Never promise something that you know you can’t deliver on. If you’ve ever been promised that there’s going to be desert at a function only to be met with a fruit salad bar – then you know all too well what I’m talking about. You have told your customer that you’ll solve their problem and now it’s time to execute. There’s nothing that will dissolve a customer’s trust in you and your organization like being offered a solution and being left in the dust. Set reminders and deadlines internally to make sure that you’re hitting the mark to deliver to your customers.
When appropriate, it makes sense to follow back up with your customers after resolving an issue to make sure they’re not having the same headaches they had previously experience or run into a new problem. This not only lets your customer know that you’re thinking about them but offers you an opportunity to get a resounding, “Yes, this has been resolved.” You’ll find relief in knowing that your customer is truly satisfied with the work that you and your organization have done to remove their roadblock. You might even get the benefit of the doubt next time they give you a ring.
No one said being a Customer Success Manager would be easy and handling customer issues can certainly be a challenge. While a role in customer success isn’t always all unicorns and rainbows – it is absolutely a rewarding experience to take care of our customers. By practicing the above, you should find that you’re gaining more insights into your customer’s issues, gaining more trust, and delivering a truly stellar experience for your customers.
Customer Success Around the Web
- 8 Customer Success Myths that Need Busting: Customer success is a growing discipline. It’s a new component in many businesses, particularly SaaS organizations. Many working customer success managers (CSMs) are building and deploying customer success programs for the first time, having recently been pulled from other teams within the organization. Nils goes on in this great post to bust a few myths that absolutely need busting.
- Here Are The KPIs Linking Training to Customer Success: MRR. Churn. CPA. ARC. LTV. If you’re in the SaaS business, you’re familiar with these terms.* Do a quick search for “customer success KPIs” and you’ll find a dozen more. It can be a challenge trying to figure out which KPIs to use to measure the effectiveness of your training team and the programs you produce. Further complicating matters is if you’re being asked to tie your training metrics to customer success. According to customer education thought leaders like Wayne McCulloch, senior vice president of Salesforce University, “education has never played a more important part in customer success than in a cloud-based organization.” You can find those metrics on the ServiceRocket blog here.

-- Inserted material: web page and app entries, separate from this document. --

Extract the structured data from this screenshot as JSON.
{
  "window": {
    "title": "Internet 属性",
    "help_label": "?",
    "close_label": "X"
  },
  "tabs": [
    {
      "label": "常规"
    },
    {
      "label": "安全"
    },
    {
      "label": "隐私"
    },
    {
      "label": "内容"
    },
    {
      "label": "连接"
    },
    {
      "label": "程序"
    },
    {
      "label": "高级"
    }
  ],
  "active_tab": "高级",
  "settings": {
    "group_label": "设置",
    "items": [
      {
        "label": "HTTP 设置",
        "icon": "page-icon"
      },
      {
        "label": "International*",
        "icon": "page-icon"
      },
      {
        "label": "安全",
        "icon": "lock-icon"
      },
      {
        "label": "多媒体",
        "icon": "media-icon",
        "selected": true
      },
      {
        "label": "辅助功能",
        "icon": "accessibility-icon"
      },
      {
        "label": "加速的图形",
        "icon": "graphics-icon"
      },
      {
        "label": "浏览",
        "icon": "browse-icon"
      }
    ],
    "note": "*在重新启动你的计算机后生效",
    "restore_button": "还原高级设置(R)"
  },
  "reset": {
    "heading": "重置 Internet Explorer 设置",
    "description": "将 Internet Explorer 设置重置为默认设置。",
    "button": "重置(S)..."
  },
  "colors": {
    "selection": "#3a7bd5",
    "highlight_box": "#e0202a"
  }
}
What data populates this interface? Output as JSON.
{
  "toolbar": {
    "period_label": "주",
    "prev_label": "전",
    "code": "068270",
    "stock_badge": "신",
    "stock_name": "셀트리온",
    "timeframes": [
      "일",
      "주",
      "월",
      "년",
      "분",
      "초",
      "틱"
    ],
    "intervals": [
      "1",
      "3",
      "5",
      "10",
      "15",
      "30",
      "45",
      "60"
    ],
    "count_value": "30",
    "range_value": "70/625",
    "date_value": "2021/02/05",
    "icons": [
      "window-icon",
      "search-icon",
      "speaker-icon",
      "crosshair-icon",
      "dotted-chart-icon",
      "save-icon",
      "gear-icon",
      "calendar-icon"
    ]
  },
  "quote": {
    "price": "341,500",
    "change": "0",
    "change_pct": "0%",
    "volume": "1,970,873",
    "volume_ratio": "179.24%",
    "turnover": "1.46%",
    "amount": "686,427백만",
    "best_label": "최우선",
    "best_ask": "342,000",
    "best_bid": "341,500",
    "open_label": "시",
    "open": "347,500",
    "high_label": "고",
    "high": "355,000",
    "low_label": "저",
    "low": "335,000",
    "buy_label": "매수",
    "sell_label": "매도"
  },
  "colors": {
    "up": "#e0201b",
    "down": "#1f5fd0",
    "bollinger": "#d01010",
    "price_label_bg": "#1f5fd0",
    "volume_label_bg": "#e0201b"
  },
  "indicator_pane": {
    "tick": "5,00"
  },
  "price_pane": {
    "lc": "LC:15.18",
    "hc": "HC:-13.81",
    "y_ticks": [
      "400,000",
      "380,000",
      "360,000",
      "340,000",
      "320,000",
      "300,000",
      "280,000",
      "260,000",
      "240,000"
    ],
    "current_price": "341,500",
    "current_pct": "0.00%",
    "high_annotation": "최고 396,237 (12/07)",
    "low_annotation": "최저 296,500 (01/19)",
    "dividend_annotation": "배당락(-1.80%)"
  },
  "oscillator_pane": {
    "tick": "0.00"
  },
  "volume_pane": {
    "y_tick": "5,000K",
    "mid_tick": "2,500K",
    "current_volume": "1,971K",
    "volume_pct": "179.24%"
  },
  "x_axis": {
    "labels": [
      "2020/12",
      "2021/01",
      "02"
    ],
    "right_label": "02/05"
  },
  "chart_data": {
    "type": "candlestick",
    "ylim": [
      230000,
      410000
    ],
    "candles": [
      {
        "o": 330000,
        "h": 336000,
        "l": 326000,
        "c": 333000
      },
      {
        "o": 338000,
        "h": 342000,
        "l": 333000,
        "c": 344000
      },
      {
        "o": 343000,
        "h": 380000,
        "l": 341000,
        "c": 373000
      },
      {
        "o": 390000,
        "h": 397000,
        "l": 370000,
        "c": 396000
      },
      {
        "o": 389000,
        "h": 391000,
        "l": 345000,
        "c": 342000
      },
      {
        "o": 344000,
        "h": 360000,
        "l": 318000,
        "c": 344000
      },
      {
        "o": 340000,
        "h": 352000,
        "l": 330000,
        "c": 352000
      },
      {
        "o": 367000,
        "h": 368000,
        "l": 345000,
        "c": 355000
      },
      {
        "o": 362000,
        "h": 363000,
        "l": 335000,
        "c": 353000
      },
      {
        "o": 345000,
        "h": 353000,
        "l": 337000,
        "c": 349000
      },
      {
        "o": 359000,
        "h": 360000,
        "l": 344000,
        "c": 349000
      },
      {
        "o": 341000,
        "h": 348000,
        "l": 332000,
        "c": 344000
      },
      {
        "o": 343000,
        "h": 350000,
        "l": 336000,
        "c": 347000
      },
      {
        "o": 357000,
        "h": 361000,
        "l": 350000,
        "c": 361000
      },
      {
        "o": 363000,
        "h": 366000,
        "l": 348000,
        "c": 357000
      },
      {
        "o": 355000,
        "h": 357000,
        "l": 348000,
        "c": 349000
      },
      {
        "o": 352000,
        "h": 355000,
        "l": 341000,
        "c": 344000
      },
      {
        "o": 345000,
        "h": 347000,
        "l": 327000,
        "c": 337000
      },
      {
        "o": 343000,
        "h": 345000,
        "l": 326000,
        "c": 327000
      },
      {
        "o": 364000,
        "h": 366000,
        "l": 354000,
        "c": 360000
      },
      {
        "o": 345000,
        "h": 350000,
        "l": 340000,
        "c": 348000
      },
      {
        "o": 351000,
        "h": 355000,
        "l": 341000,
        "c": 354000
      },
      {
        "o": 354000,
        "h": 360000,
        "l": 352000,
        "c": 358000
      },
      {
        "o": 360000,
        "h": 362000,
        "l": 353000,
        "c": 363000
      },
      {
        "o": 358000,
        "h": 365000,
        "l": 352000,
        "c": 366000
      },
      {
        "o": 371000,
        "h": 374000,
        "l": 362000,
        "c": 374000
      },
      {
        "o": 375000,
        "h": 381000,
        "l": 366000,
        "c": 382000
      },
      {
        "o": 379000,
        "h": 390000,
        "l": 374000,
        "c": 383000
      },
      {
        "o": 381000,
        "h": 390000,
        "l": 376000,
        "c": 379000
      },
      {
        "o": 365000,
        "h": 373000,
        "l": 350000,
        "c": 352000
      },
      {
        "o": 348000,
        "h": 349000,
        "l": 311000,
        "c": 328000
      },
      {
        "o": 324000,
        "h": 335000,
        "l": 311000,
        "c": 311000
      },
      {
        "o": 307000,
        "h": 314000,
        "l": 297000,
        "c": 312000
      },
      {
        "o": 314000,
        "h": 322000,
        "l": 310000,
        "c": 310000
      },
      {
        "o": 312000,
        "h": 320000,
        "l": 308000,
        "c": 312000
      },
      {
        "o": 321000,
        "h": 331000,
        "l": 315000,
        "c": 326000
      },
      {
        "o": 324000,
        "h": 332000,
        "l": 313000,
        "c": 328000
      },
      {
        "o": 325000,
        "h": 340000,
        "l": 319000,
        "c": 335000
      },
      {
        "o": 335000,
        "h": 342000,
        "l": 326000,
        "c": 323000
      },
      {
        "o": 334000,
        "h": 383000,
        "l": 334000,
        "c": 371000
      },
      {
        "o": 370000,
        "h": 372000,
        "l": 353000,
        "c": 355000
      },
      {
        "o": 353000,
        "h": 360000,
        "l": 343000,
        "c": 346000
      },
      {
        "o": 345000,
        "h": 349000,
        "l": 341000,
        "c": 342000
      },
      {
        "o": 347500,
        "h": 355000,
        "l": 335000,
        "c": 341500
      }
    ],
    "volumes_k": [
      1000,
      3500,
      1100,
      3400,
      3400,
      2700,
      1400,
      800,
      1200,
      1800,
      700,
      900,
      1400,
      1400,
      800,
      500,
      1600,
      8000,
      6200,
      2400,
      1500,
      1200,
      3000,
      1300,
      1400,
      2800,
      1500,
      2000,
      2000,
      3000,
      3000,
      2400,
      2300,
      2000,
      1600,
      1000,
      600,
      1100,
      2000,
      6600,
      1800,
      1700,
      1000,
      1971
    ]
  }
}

- Improving the Productivity of Your Customer Success Team with Automation: One of the four fundamental components of a customer success strategy is process. Your work needs to be clearly structured, broken into repeatable steps, and designated to the people who can do them best. Each step should be trackable and well-documented. If John is out sick one day, it shouldn’t be impossible to have someone else do his job. If you assign work based on strengths (not availability) John will be best at that job, but the process means someone else can sit in his seat for a day without causing a fire. A good process works to optimize productivity. Are you repeating the same task? Find a way to automate it with a document, template, or software. Great post from Glide Consulting here on how to do just that.
Word to the Wise
This week we take a look at a short but powerful quote from Holly Chessman at Glance Networks on Forbes.com about the power of the stories from sales and customer success and how they can make an impact on future marketing:
“When the CEO makes it a priority for sales and customer success to provide great customer references, the stories will flow. Customer success stories are powerful tools, providing third-party validation that your offerings are stellar. If sales and customer success teams are incentivized to provide customers who will be great references, marketing can produce more stories and revenue will grow.”- Holly Chessman, Glance Networks Inc.
You can read the rest of the article titled “12 Ways CEOs Can Support Their Marketing Teams” over on Forbes.com.